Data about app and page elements

################

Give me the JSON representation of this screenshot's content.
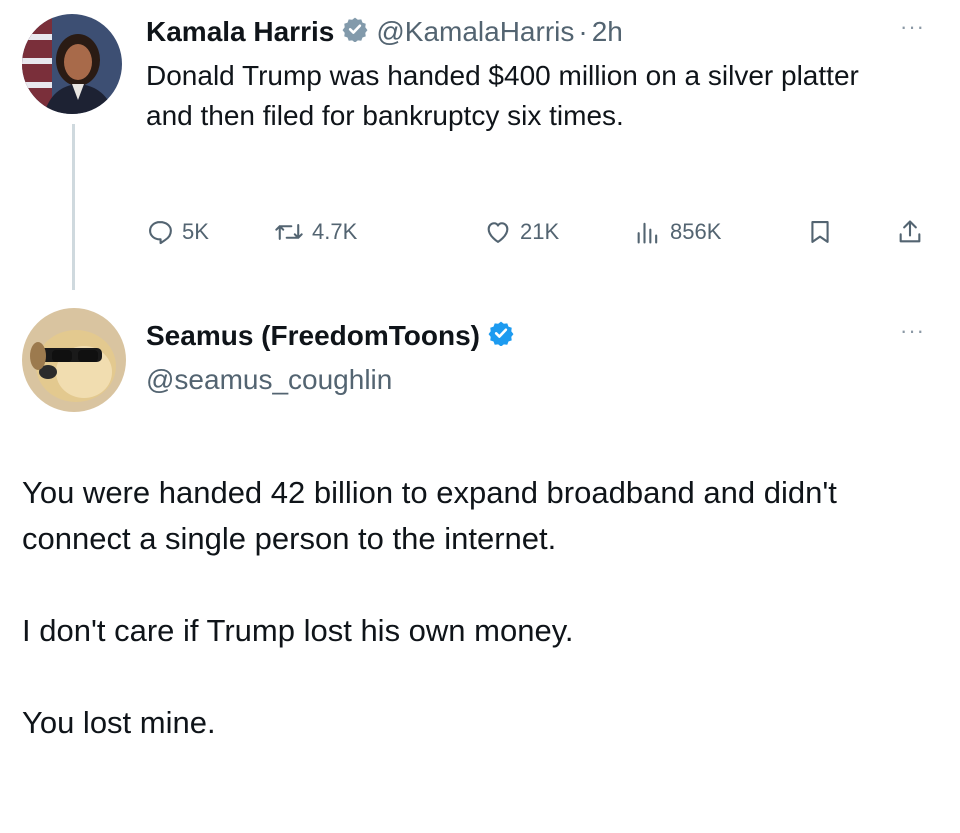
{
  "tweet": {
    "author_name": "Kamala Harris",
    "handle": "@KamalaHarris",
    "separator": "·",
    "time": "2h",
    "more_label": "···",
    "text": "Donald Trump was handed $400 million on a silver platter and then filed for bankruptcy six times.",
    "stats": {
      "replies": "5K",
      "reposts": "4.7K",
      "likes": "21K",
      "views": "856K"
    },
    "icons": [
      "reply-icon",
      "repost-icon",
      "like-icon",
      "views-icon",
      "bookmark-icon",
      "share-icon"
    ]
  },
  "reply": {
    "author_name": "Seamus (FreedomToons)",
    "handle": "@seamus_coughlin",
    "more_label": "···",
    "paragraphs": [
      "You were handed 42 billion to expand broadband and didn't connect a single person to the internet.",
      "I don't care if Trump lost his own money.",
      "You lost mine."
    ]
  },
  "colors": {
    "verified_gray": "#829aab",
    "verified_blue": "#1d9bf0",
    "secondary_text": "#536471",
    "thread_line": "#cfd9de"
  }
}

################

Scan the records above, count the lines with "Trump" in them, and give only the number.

Solution to the problem:
2